Lee KM, Nam K, Oh S, Lim J, Kim RK, Shim D, et al. ECM1 regulates tumor metastasis and CSC-like property through stabilization of beta-catenin. Oncogene. 2015;34:6055–65.
This study was supported by the National Natural Science Foundation of China (No. 81172364), Anhui Provincial Natural Science Foundation of Institution of Higher Education (No. KJ2011A171).
Availability of data and materials
The datasets supporting the conclusions of this article are available of the repository of Ethics Committee for Clinical Research of AnHui Provincial Hospital.
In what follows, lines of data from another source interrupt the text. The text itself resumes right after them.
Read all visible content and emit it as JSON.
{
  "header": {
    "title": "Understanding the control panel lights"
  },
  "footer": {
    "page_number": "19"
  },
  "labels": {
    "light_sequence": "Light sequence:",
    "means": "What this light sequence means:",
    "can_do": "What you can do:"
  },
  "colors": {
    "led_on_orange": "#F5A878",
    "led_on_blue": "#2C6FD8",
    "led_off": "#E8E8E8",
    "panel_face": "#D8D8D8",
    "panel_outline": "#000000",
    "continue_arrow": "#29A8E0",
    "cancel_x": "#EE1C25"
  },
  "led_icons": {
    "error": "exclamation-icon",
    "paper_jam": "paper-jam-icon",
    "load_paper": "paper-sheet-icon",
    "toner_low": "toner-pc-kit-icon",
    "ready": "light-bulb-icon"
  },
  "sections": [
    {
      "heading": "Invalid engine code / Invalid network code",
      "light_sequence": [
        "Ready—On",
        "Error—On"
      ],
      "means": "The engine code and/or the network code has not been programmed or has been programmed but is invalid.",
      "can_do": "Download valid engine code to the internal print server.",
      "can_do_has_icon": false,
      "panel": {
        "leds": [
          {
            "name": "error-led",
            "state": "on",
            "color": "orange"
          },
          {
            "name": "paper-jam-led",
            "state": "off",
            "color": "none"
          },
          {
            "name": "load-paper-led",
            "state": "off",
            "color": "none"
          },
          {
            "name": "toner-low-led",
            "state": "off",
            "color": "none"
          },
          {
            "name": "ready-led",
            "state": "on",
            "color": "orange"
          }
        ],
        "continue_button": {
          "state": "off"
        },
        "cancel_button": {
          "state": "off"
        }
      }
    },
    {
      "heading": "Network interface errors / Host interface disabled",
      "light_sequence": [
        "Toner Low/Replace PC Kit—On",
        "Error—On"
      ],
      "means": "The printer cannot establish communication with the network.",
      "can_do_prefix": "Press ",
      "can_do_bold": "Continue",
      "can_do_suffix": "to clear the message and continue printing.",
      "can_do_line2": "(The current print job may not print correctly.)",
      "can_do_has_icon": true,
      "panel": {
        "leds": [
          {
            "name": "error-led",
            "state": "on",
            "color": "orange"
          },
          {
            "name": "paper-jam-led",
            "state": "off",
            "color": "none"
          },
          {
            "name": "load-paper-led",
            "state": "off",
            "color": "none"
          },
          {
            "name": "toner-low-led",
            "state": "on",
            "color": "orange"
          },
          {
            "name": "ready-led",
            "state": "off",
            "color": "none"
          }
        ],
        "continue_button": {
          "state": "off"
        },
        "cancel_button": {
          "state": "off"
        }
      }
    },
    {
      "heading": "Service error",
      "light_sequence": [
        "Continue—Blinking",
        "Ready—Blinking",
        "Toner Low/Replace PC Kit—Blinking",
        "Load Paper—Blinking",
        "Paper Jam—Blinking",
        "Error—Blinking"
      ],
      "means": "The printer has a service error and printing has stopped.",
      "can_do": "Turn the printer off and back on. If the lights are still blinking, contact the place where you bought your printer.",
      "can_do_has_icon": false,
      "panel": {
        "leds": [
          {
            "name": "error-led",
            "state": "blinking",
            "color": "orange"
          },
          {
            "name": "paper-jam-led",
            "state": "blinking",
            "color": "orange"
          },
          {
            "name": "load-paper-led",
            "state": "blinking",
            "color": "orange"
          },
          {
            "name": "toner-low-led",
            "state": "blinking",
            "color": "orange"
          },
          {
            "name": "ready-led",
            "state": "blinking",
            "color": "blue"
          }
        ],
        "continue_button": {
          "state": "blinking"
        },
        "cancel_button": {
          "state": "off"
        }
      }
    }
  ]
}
LJS designed the study, did the immumohistochemistry staining, and made the follow-up. CH performed the experiments and data analysis, participated in the cell culture, and guided the assay. JWD wrote the manuscript and also contributed to the major funding support. All authors read and approved the final manuscript.
The authors declare that they have no competing interests.
Consent for publication
A copy of the written consent is available for review by the Editor-in-Chief of this journal.
Ethics approval and consent to participate
This study is approved by the institutional Ethics Committee and Reviewed Board of AnHui Provincial Hospital. All study participants, or their legal guardian, provided informed written consent prior to study enrollment.
The changes of the expression of ECM1 in Bel-7402 cells effect some protenin levels, and the ability of migration and invasive potential of Bel-7402 cells. (XLSX 40 kb)
One hundred twenty patient’s clinical characteristics and the complete follow-up data. (XLS 36 kb)
About this article
Cite this article
Chen, H., Jia, W. & Li, J. ECM1 promotes migration and invasion of hepatocellular carcinoma by inducing epithelial-mesenchymal transition. World J Surg Onc 14, 195 (2016). https://doi.org/10.1186/s12957-016-0952-z
- Extracellular matrix protein 1
- Epithelia-mesenchymal transition
- Hepatocellular carcinoma